In which of the following substances is hydrogen bonding possible: methane (CH4), hydrazine (H2NNH2), methyl fluoride (CH3F), or hydrogen sulfide (H2S)?
SOLUTION All of these compounds contain hydrogen, but hydrogen bonding normally requires that the hydrogen be directly bonded to N, O, or F atom. There also needs to be an unshared pair of electrons on an electronegative atom (usually N, O or F) in a nearby molecule. These criteria clearly eliminate CH4 and H2S, which do not contain H bonded to N, O, or F. They also eliminate CH3F whose Lewis structure shows a central C atom surrounded by three H atoms and a F atom. (Carbon always forms four bonds, whereas hydrogen and fluorine form one each.) Because the molecule contains a C F bond and not a H F one, it does not form hydrogen bonds. In the case of H2NNH2, however, we find N H bonds, and therefore hydrogen bonds exist between the molecules.
In which of the following substances is significant hydrogen bonding possible: methylene chloride (CH2Cl2), phosphine (PH3), hydrogen peroxide (HOOH), or acetone (CH3COCH3)? Answer: HOOH
Let's put the intermolecular forces in perspective. To summarize, we can identify the intermolecular forces that are operative in a substance by considering its composition and structure. Dispersion forces are found in all substances. The strengths of these forces increase with increased molecular weight and also depend on molecular shapes. Dipole-dipole forces add to the effect of dispersion forces and are found in polar molecules. Hydrogen bonds, which are recognized by the presence of H atoms bonded to F, O, or N, also add to the effect of dispersion forces. Hydrogen bonds tend to be the strongest type of intermolecular force. None of these intermolecular forces, however, is as strong as ordinary ionic or covalent bonds. Figure 11.12 presents a systematic way of identifying the kinds of intermolecular forces in a particular system, including ion-dipole and ion-ion forces.
Figure 11.12 Flowchart for recognizing the major types of intermolecular forces. London dispersion forces occur in all instances. The strengths of the other forces generally increase proceeding from left to right.
List the substances BaCl2, H2, CO, HF, and Ne in order of increasing boiling points.

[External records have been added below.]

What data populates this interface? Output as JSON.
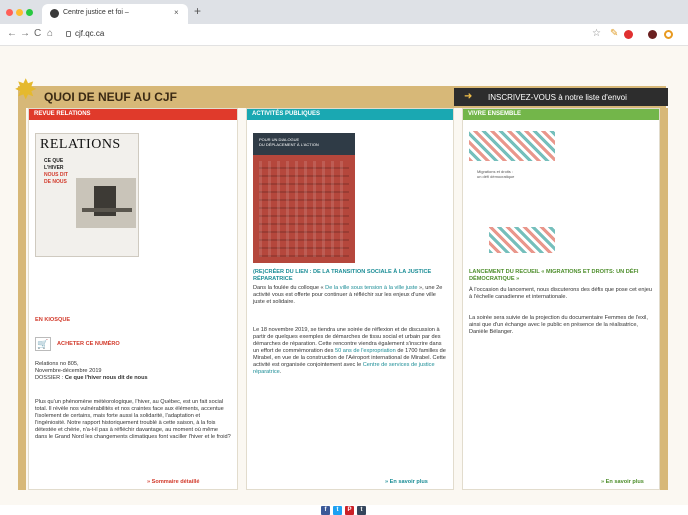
{
  "browser": {
    "tab_title": "Centre justice et foi –",
    "tab_close": "×",
    "new_tab": "+",
    "url": "cjf.qc.ca",
    "nav": {
      "back": "←",
      "forward": "→",
      "reload": "C",
      "home": "⌂"
    }
  },
  "header": {
    "section_title": "QUOI DE NEUF AU CJF",
    "newsletter_label": "INSCRIVEZ-VOUS à notre liste d'envoi",
    "accent_color": "#d7b878"
  },
  "card1": {
    "header": "REVUE RELATIONS",
    "color": "#e03a2b",
    "cover_title": "RELATIONS",
    "cover_lines": [
      "CE QUE",
      "L'HIVER",
      "NOUS DIT",
      "DE NOUS"
    ],
    "kiosk_label": "EN KIOSQUE",
    "buy_label": "ACHETER CE NUMÉRO",
    "issue_line1": "Relations no 805,",
    "issue_line2": "Novembre-décembre 2019",
    "dossier_prefix": "DOSSIER : ",
    "dossier_title": "Ce que l'hiver nous dit de nous",
    "body": "Plus qu'un phénomène météorologique, l'hiver, au Québec, est un fait social total. Il révèle nos vulnérabilités et nos craintes face aux éléments, accentue l'isolement de certains, mais forte aussi la solidarité, l'adaptation et l'ingéniosité. Notre rapport historiquement troublé à cette saison, à la fois détestée et chérie, n'a-t-il pas à réfléchir davantage, au moment où même dans le Grand Nord les changements climatiques font vaciller l'hiver et le froid?",
    "more": "» Sommaire détaillé"
  },
  "card2": {
    "header": "ACTIVITÉS PUBLIQUES",
    "color": "#1aa8b2",
    "poster_lines": [
      "POUR UN DIALOGUE",
      "DU DÉPLACEMENT À L'ACTION"
    ],
    "title": "(RE)CRÉER DU LIEN : DE LA TRANSITION SOCIALE À LA JUSTICE RÉPARATRICE",
    "p1_a": "Dans la foulée du colloque « ",
    "p1_link": "De la ville sous tension à la ville juste",
    "p1_b": " », une 2e activité vous est offerte pour continuer à réfléchir sur les enjeux d'une ville juste et solidaire.",
    "p2_a": "Le 18 novembre 2019, se tiendra une soirée de réflexion et de discussion à partir de quelques exemples de démarches de tissu social et urbain par des démarches de réparation. Cette rencontre viendra également s'inscrire dans un effort de commémoration des ",
    "p2_link": "50 ans de l'expropriation",
    "p2_b": " de 1700 familles de Mirabel, en vue de la construction de l'Aéroport international de Mirabel. Cette activité est organisée conjointement avec le ",
    "p2_link2": "Centre de services de justice réparatrice",
    "p2_c": ".",
    "more": "» En savoir plus"
  },
  "card3": {
    "header": "VIVRE ENSEMBLE",
    "color": "#73b64a",
    "book_lines": [
      "Migrations et droits :",
      "un défi démocratique"
    ],
    "title": "LANCEMENT DU RECUEIL « MIGRATIONS ET DROITS: UN DÉFI DÉMOCRATIQUE »",
    "p1": "À l'occasion du lancement, nous discuterons des défis que pose cet enjeu à l'échelle canadienne et internationale.",
    "p2": "La soirée sera suivie de la projection du documentaire Femmes de l'exil, ainsi que d'un échange avec le public en présence de la réalisatrice, Danièle Bélanger.",
    "more": "» En savoir plus"
  },
  "social": {
    "facebook": "f",
    "twitter": "t",
    "pinterest": "P",
    "tumblr": "t"
  }
}
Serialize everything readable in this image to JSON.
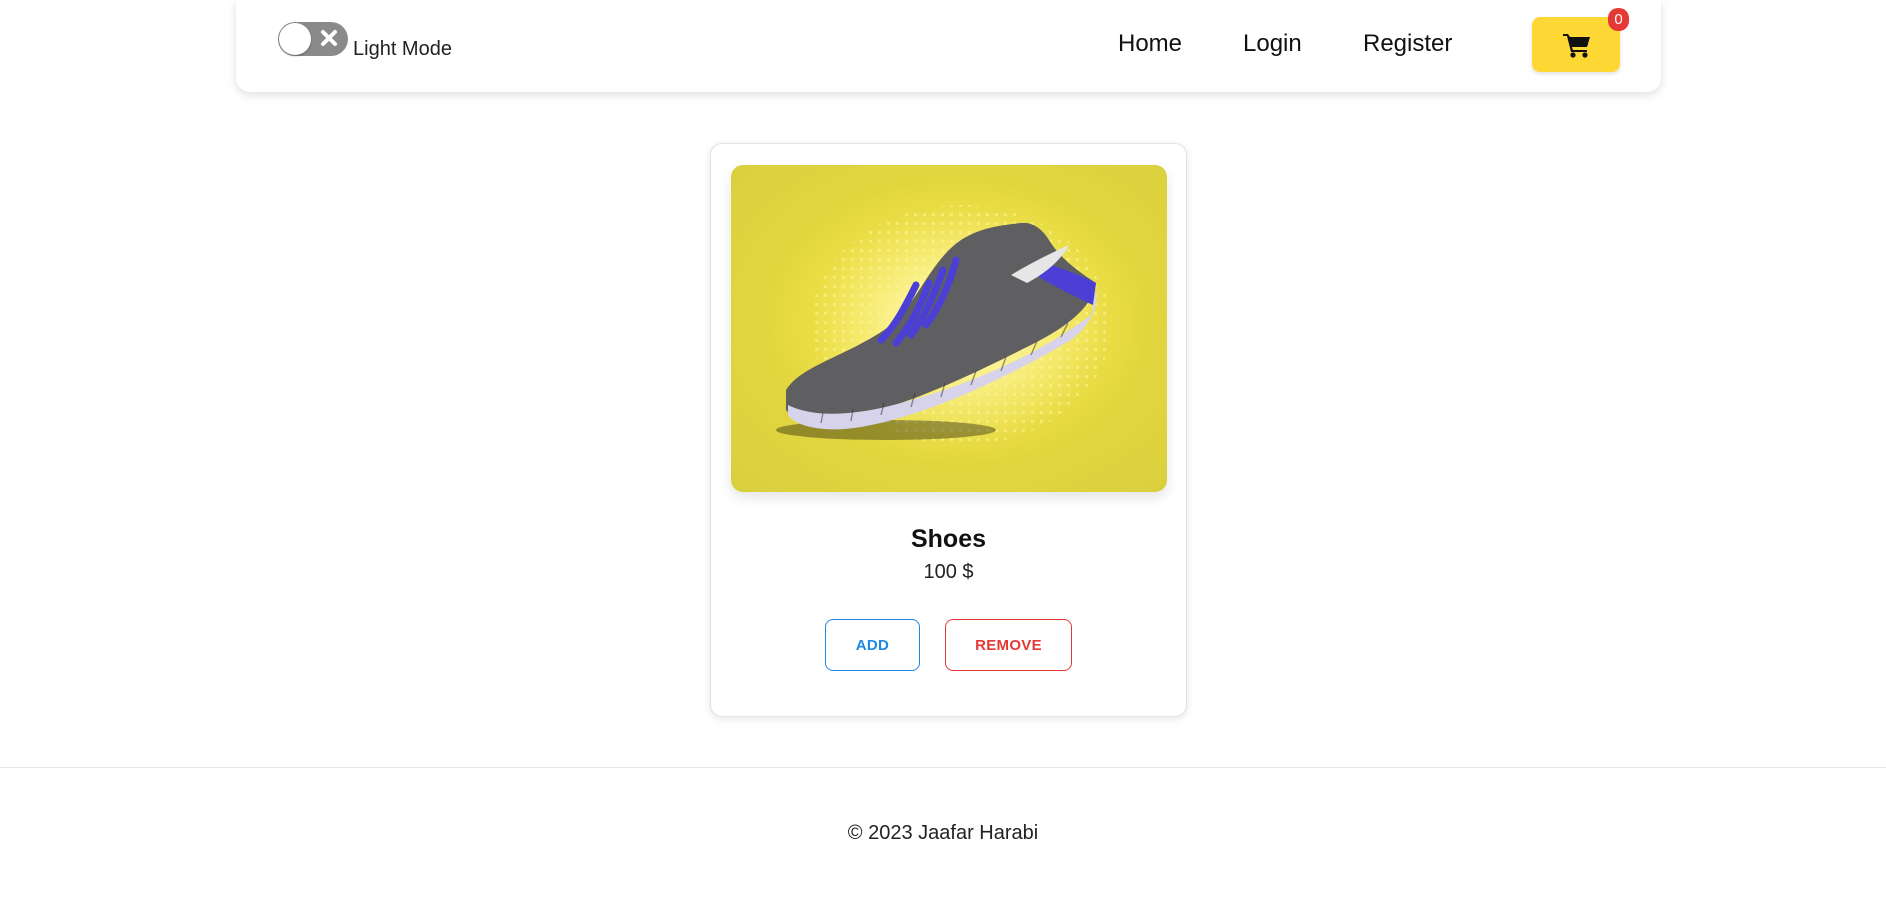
{
  "theme_toggle": {
    "label": "Light Mode",
    "enabled": false
  },
  "nav": {
    "links": [
      {
        "label": "Home"
      },
      {
        "label": "Login"
      },
      {
        "label": "Register"
      }
    ],
    "cart": {
      "icon": "shopping-cart-icon",
      "count": "0",
      "button_color": "#fdd835",
      "badge_color": "#e53935"
    }
  },
  "product": {
    "name": "Shoes",
    "price": "100 $",
    "image": "sneaker-product-image",
    "add_label": "ADD",
    "remove_label": "REMOVE",
    "add_color": "#1e88e5",
    "remove_color": "#e53935"
  },
  "footer": {
    "text": "© 2023 Jaafar Harabi"
  }
}
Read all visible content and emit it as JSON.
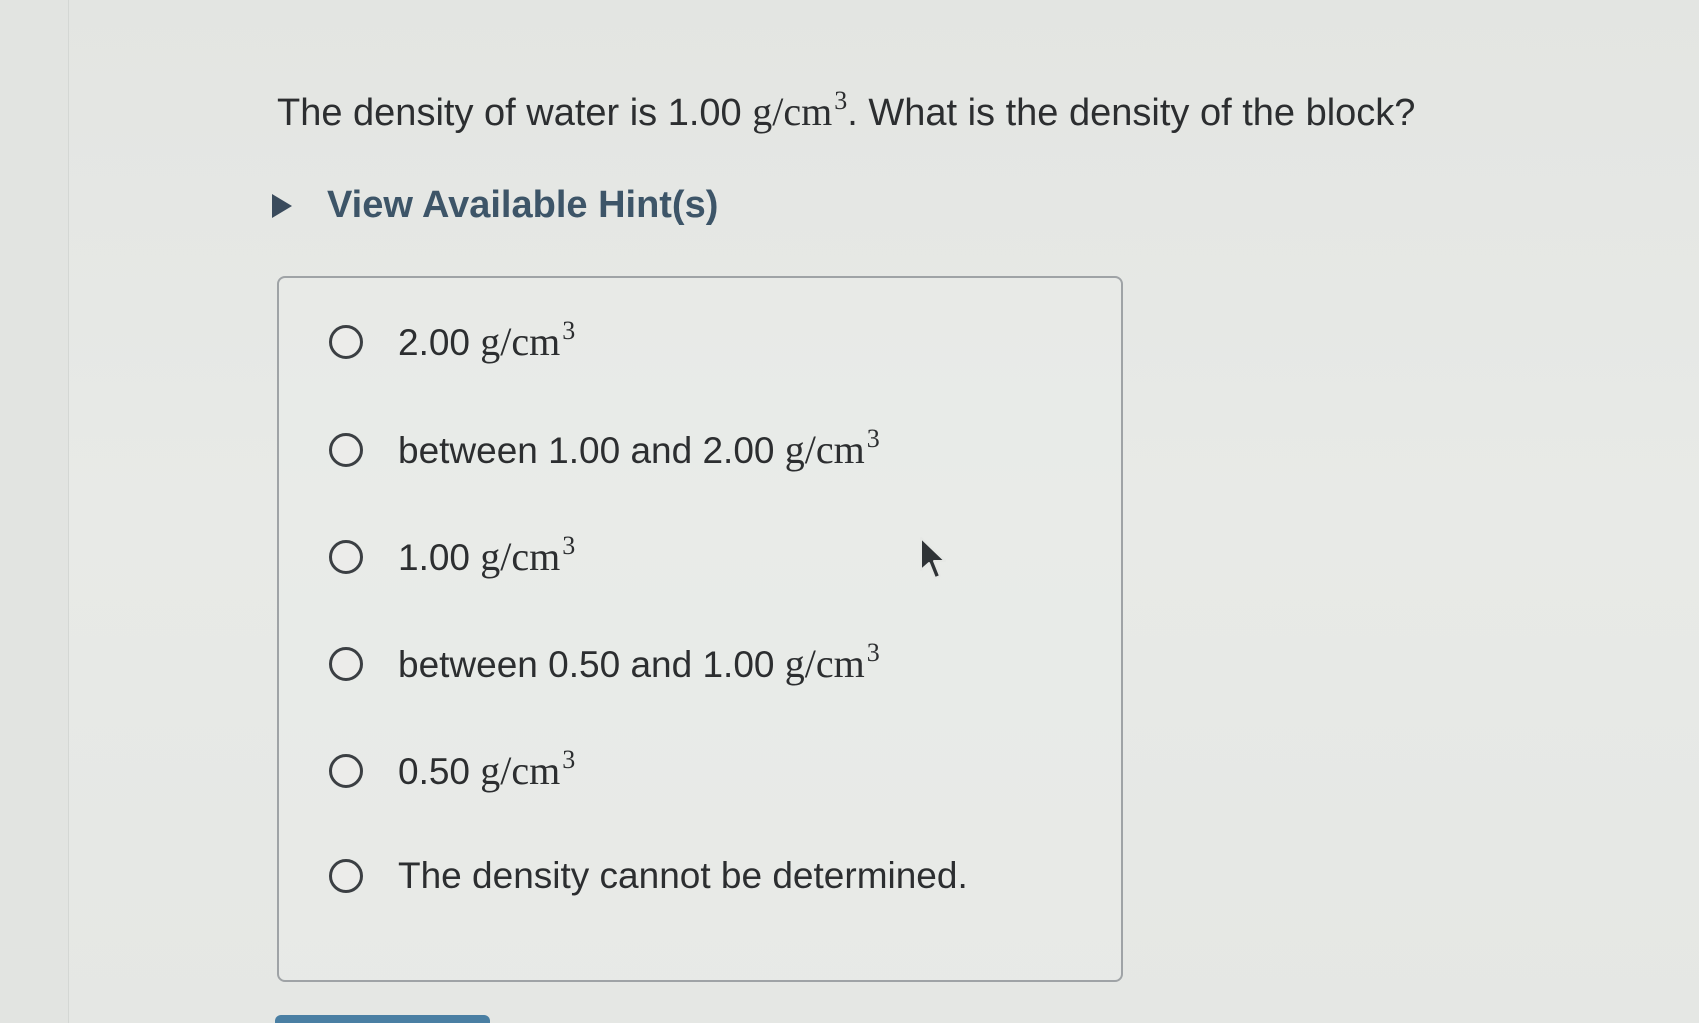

SOLUTION The boiling point depends in part on the attractive forces in the liquid. These are stronger for ionic substances than for molecular ones, so BaCl2 has the highest boiling point. The intermolecular forces of the remaining substances depend on molecular weight, polarity, and hydrogen bonding. The other molecular weights are H2 (2), CO (28), HF (20), and Ne (20). The boiling point of H2 should be the lowest because it is nonpolar and has the lowest molecular weight. The molecular weights of CO, HF, and Ne are roughly the same. Because HF can hydrogen bond, it has the highest boiling point of the three. Next is CO, which is slightly polar and has the highest molecular weight. Finally, Ne, which is nonpolar, should have the lowest boiling point of these three. The predicted order of boiling points are therefore
The actual normal boiling points are H2 (20 K), Ne (27 K), CO (83 K), HF (293 K), and BaCl2 (1813 K), in agreement with our predictions.
(a) Identify the intermolecular forces present in the following substances, and (b) select the substance with the highest boiling point: CH3CH3, CH3OH, CH3CH2OH. Answers: (a) CH3CH3 has only dispersion forces, whereas the other two substances have both dispersion forces and hydrogen bonds; (b) CH3CH2OH